The trend of the comprehensive evaluation value of groundwater resources carrying capacity in the mining area from 2011 to 2020 is shown in Figure 3
As shown in Figure 3
, the groundwater resources carrying capacity in the mining area changed from a large decline to a slight increase during the period of 2011–2020. The groundwater resource carrying capacity was low between 2011 and 2018, with a minimum value of 0.3518, and generally declining. The decrease may be due to the increasing scale of production in the mining area, which caused a short-term increase in the groundwater drainage, resulting in a groundwater funnel. In addition, the study mining area is located in the northwest arid region of China, with sparse rainfall and strong evaporation. The combined effect of climate factors and unstable groundwater recharge sources has led to a downward trend in the total amount of groundwater resources in the study period.

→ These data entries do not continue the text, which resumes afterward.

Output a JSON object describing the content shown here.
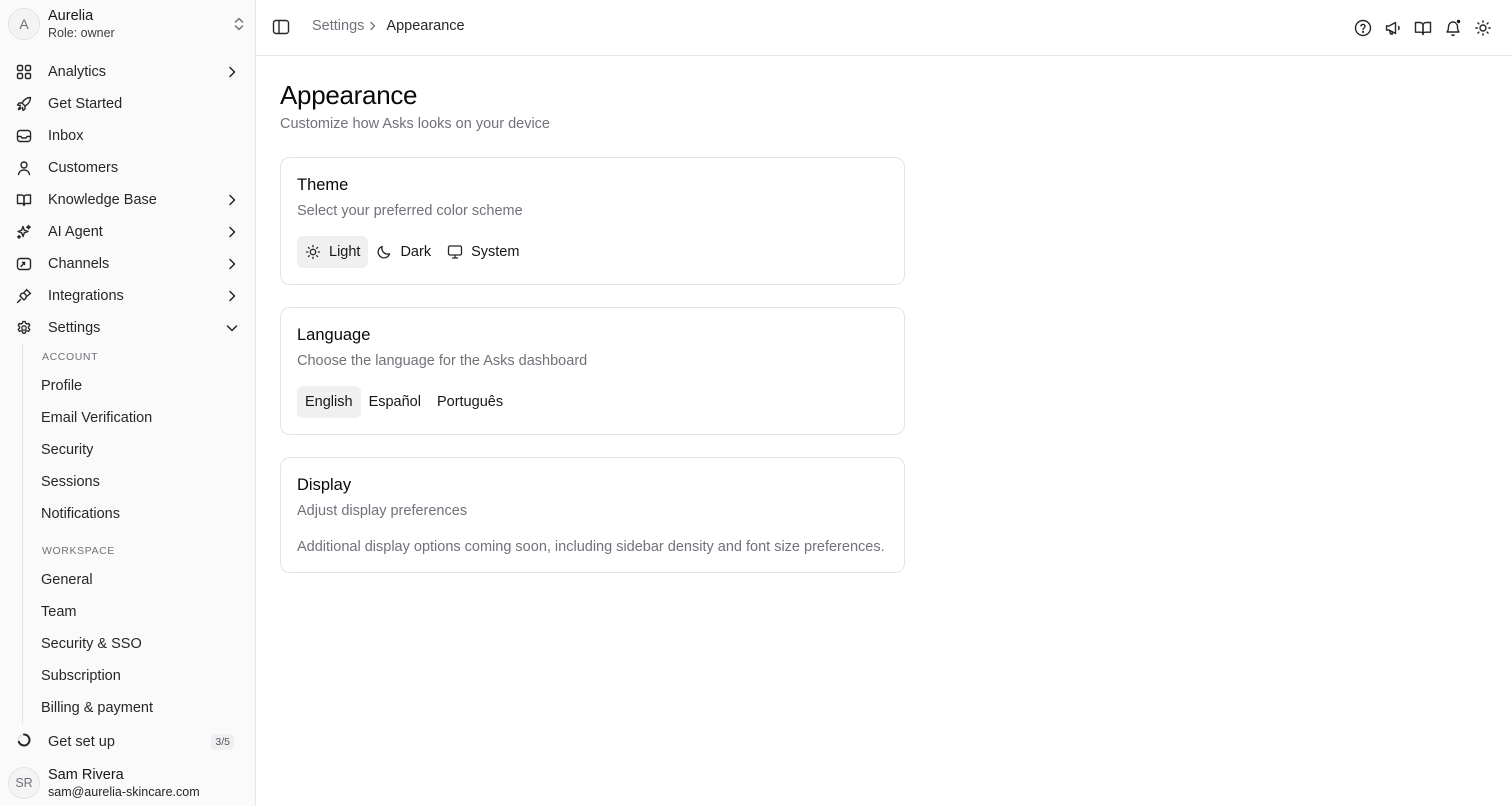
{
  "workspace": {
    "initial": "A",
    "name": "Aurelia",
    "role": "Role: owner"
  },
  "nav": [
    {
      "label": "Analytics",
      "icon": "grid-icon",
      "chevron": "right"
    },
    {
      "label": "Get Started",
      "icon": "rocket-icon",
      "chevron": ""
    },
    {
      "label": "Inbox",
      "icon": "inbox-icon",
      "chevron": ""
    },
    {
      "label": "Customers",
      "icon": "user-icon",
      "chevron": ""
    },
    {
      "label": "Knowledge Base",
      "icon": "book-icon",
      "chevron": "right"
    },
    {
      "label": "AI Agent",
      "icon": "sparkles-icon",
      "chevron": "right"
    },
    {
      "label": "Channels",
      "icon": "share-icon",
      "chevron": "right"
    },
    {
      "label": "Integrations",
      "icon": "plug-icon",
      "chevron": "right"
    },
    {
      "label": "Settings",
      "icon": "gear-icon",
      "chevron": "down"
    }
  ],
  "settings_menu": {
    "account_heading": "ACCOUNT",
    "account": [
      "Profile",
      "Email Verification",
      "Security",
      "Sessions",
      "Notifications"
    ],
    "workspace_heading": "WORKSPACE",
    "workspace": [
      "General",
      "Team",
      "Security & SSO",
      "Subscription",
      "Billing & payment"
    ]
  },
  "setup": {
    "label": "Get set up",
    "count": "3/5"
  },
  "user": {
    "initials": "SR",
    "name": "Sam Rivera",
    "email": "sam@aurelia-skincare.com"
  },
  "breadcrumb": {
    "parent": "Settings",
    "current": "Appearance"
  },
  "top_icons": [
    "help-circle-icon",
    "megaphone-icon",
    "book-open-icon",
    "bell-icon",
    "sun-icon"
  ],
  "page": {
    "title": "Appearance",
    "subtitle": "Customize how Asks looks on your device"
  },
  "theme_card": {
    "title": "Theme",
    "description": "Select your preferred color scheme",
    "options": [
      {
        "label": "Light",
        "icon": "sun-icon",
        "selected": true
      },
      {
        "label": "Dark",
        "icon": "moon-icon",
        "selected": false
      },
      {
        "label": "System",
        "icon": "monitor-icon",
        "selected": false
      }
    ]
  },
  "language_card": {
    "title": "Language",
    "description": "Choose the language for the Asks dashboard",
    "options": [
      {
        "label": "English",
        "selected": true
      },
      {
        "label": "Español",
        "selected": false
      },
      {
        "label": "Português",
        "selected": false
      }
    ]
  },
  "display_card": {
    "title": "Display",
    "description": "Adjust display preferences",
    "note": "Additional display options coming soon, including sidebar density and font size preferences."
  },
  "colors": {
    "accent": "#18181b",
    "muted": "#71717a",
    "border": "#e4e4e7",
    "selected_bg": "#f0f0f1"
  }
}
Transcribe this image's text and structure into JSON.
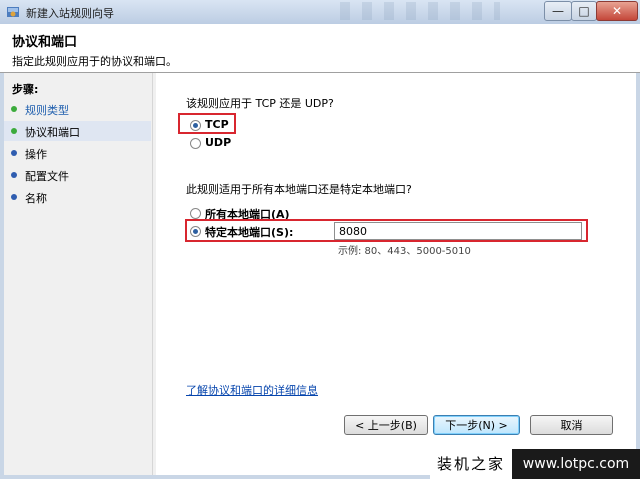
{
  "window": {
    "title": "新建入站规则向导"
  },
  "header": {
    "title": "协议和端口",
    "description": "指定此规则应用于的协议和端口。"
  },
  "sidebar": {
    "title": "步骤:",
    "steps": [
      {
        "label": "规则类型",
        "bullet": "#3cab3c",
        "color": "#1f5fae"
      },
      {
        "label": "协议和端口",
        "bullet": "#3cab3c",
        "color": "#000000"
      },
      {
        "label": "操作",
        "bullet": "#2f5db0",
        "color": "#000000"
      },
      {
        "label": "配置文件",
        "bullet": "#2f5db0",
        "color": "#000000"
      },
      {
        "label": "名称",
        "bullet": "#2f5db0",
        "color": "#000000"
      }
    ]
  },
  "protocol": {
    "question": "该规则应用于 TCP 还是 UDP?",
    "tcp_label": "TCP",
    "udp_label": "UDP",
    "selected": "TCP"
  },
  "ports": {
    "question": "此规则适用于所有本地端口还是特定本地端口?",
    "all_label": "所有本地端口(A)",
    "specific_label": "特定本地端口(S):",
    "selected": "specific",
    "value": "8080",
    "example": "示例: 80、443、5000-5010"
  },
  "learn_more": "了解协议和端口的详细信息",
  "buttons": {
    "back": "< 上一步(B)",
    "next": "下一步(N) >",
    "cancel": "取消"
  },
  "watermark": {
    "left": "装机之家",
    "right": "www.lotpc.com"
  },
  "colors": {
    "highlight": "#d8262f",
    "link": "#0645ad"
  }
}
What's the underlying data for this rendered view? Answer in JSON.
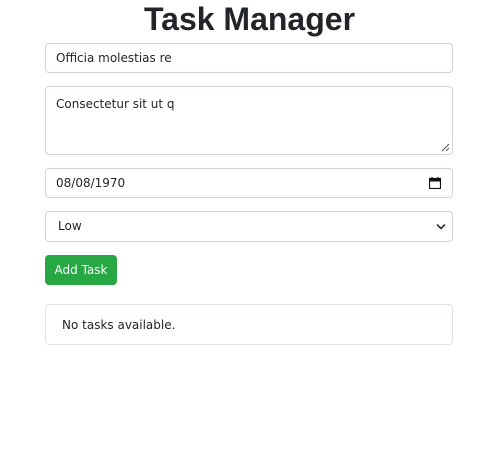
{
  "app": {
    "title": "Task Manager"
  },
  "form": {
    "title_value": "Officia molestias re",
    "description_value": "Consectetur sit ut q",
    "due_date_value": "08/08/1970",
    "priority": {
      "selected": "Low"
    },
    "add_button_label": "Add Task"
  },
  "task_list": {
    "empty_message": "No tasks available."
  },
  "colors": {
    "add_button": "#28a745",
    "input_border": "#ced4da",
    "text": "#212529"
  },
  "icons": {
    "date": "calendar-icon",
    "select": "chevron-down-icon",
    "textarea": "resize-grip-icon"
  }
}
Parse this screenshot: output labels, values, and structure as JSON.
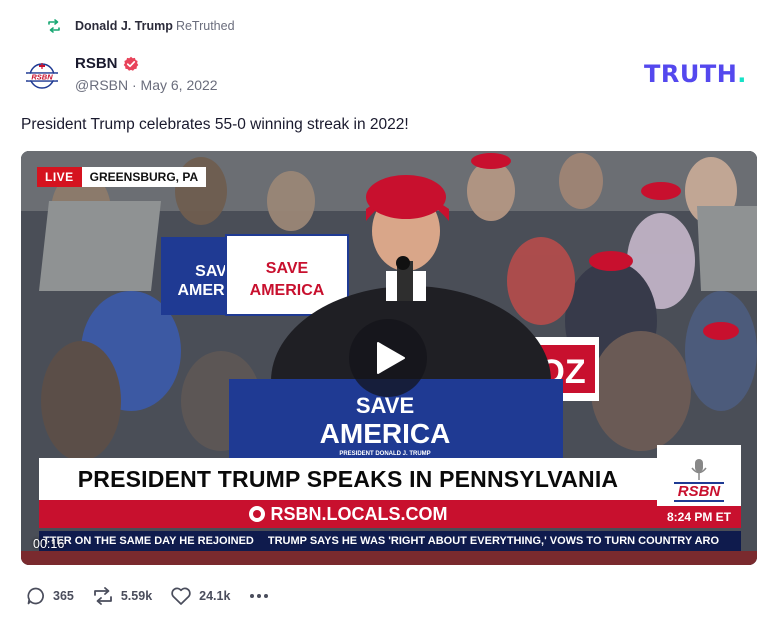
{
  "retruth": {
    "icon": "retruth-icon",
    "user": "Donald J. Trump",
    "action": "ReTruthed"
  },
  "author": {
    "name": "RSBN",
    "avatar_text": "RSBN",
    "verified_icon": "verified-badge-icon",
    "meta": "@RSBN · May 6, 2022"
  },
  "brand": {
    "text": "TRUTH",
    "dot": ".",
    "color": "#5448ee",
    "dot_color": "#17e2c7"
  },
  "post": {
    "text": "President Trump celebrates 55-0 winning streak in 2022!"
  },
  "video": {
    "live_label": "LIVE",
    "location": "GREENSBURG, PA",
    "podium_line1": "SAVE",
    "podium_line2": "AMERICA",
    "podium_line3": "PRESIDENT DONALD J. TRUMP",
    "sign_save": "SAVE",
    "sign_america": "AMERICA",
    "banner_headline": "PRESIDENT TRUMP SPEAKS IN PENNSYLVANIA",
    "banner_url": "RSBN.LOCALS.COM",
    "logo": "RSBN",
    "time": "8:24 PM ET",
    "ticker_1": "TTER ON THE SAME DAY HE REJOINED",
    "ticker_2": "TRUMP SAYS HE WAS 'RIGHT ABOUT EVERYTHING,' VOWS TO TURN COUNTRY ARO",
    "timestamp": "00:16",
    "play_icon": "play-icon",
    "accent_red": "#c8102e",
    "accent_blue": "#1f3a93"
  },
  "actions": {
    "replies": "365",
    "retruths": "5.59k",
    "likes": "24.1k",
    "reply_icon": "comment-icon",
    "retruth_icon": "retruth-icon",
    "like_icon": "heart-icon",
    "more_icon": "more-icon"
  }
}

The groundwater resources were effectively protected during the period of 2018–2020 and the total groundwater resources increased. The carrying capacity of groundwater resources in mining area was partially recovered to a certain extent, but it was still necessary to ensure that the groundwater resources were within a reasonable range during coal mining. The carrying capacity of groundwater resources increased slightly from 2018 to 2020, with a value of 0.3985 in 2020. This may be due to the continuous use of advanced mining equipment and improved production technology in the research mining area, and the application of water-conserving mining technology has greatly improved the utilization efficiency of groundwater. The continuous improvement of clean production management and system in mining areas also guarantees the multilevel utilization of domestic water. At the same time, new engineering measures such as the construction of an underground concentrated brine reservoir have been taken to improve the production efficiency, bringing in a decrease in the per unit GDP water consumption from 16.2 m3/10,000 yuan to 11.1 m3/10,000 yuan, a decrease of 31.48%. In addition, the extent of groundwater development and utilization in mining areas has also been reduced, from 43.46% to 42.85%. During the period when coal mining capacity increases sharply, the amount of groundwater outflow caused by coal mining remains relatively stable. This can also reveal that the mining area has greatly realized the reuse of groundwater, reduced unnecessary waste, and realized the recovery of groundwater resource carrying capacity. With the enhancement of people’s awareness of environmental protection, the concept of building green mines is gradually applied to the entire mining process. During 2018–2020, the study area implemented large-scale greening actions, greatly improving the ecological environment of the mine and its surrounding areas. The decline in vegetation coverage has been reversed, and the ability to replenish groundwater has been enhanced, leading to an increase in the total groundwater resources from 14.867 × 107 m3 in 2018 to 15.146 × 107 m3 in 2020. This is an important reason for the increase in the carrying capacity of groundwater resources.
This study indicates that the size and temporal variation of the groundwater resources carrying capacity in the mining area can provide direction and basis for the subsequent mining production in coal mining in arid areas. The groundwater resources in the study coal mining area are scarce, the development intensity at a high level, and the carrying capacity at a low level. Therefore, in the subsequent development, efforts should continue to be made to protect groundwater resources, optimize production processes to improve the efficiency of groundwater utilization, strengthen the construction of environmental protection infrastructure in the mining area, and slow down the development and utilization of groundwater.